Out of 19 Latin American countries Colombia had the 7th best “law and crime” indicators, according to a new report from the news analysis website Latinvex.
Latinvex used six categories to determine the general state of “law and crime” in the 19 Latin American countries.
Colombia ranked “sixth in categories like reliability of police, judicial independence, overall rule of law and property rights and fifth in terms of having the lowest corruption. However, its overall score is pulled down by having Latin America’s fifth-highest homicide rate,” said the report.
The report used the latest available data from the United Nations Office on Drugs and Crime, The World Bank, Transparency International, Heritage Foundation and the World Economic Forum.

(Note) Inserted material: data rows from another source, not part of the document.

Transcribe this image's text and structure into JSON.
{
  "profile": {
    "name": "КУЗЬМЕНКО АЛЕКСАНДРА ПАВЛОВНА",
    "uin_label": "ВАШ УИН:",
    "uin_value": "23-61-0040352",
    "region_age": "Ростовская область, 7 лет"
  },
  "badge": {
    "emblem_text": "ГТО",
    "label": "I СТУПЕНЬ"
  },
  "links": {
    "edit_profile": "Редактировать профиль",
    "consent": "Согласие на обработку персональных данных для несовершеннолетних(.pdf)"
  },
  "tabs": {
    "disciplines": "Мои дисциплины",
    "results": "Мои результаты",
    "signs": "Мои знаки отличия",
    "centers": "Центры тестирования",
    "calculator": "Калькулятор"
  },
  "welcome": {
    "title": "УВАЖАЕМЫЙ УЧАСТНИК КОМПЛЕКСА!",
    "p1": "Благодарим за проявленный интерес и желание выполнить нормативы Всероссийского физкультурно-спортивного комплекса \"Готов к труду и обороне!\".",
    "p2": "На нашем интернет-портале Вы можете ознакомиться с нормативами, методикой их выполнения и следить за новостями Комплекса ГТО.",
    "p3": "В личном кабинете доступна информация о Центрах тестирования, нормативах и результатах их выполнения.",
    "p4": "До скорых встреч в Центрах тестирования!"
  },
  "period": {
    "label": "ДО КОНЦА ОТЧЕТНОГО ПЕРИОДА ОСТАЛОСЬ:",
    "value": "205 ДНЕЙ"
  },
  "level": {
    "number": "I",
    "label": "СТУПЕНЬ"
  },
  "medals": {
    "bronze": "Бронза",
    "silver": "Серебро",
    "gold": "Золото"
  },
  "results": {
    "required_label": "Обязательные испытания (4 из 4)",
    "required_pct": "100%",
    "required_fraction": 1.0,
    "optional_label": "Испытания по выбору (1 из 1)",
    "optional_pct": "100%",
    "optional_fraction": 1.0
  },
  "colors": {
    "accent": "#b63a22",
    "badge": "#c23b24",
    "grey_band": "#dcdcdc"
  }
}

Both Mexico and Brazil recieved better marks with regards to corruption, reliability of police and homicide rates than Colombia.
With a total of 14,573 homicides in 2011, Colombia registered a homicide rate of 33 per 100,000 people, compared to Mexico’s 18 per 100,000 and Brazil’s 26.
The country with the least favorable ranking in the aforementioned categories was Colombia’s neighbor Venezuela, mainly due to soaring murder rates, a government-dependent judiciary and government expropriations.
Chile topped five of the six categories used in Latinvex’ Law & Crime Index. It had “Latin America’s most reliable police, highest judicial independence, lowest corruption, highest property rights and best overall rule of law,” concluded the report.
Latinvex is a website specialized in news and analysis from Latin America.
100 represented the best possible indications and one the worst.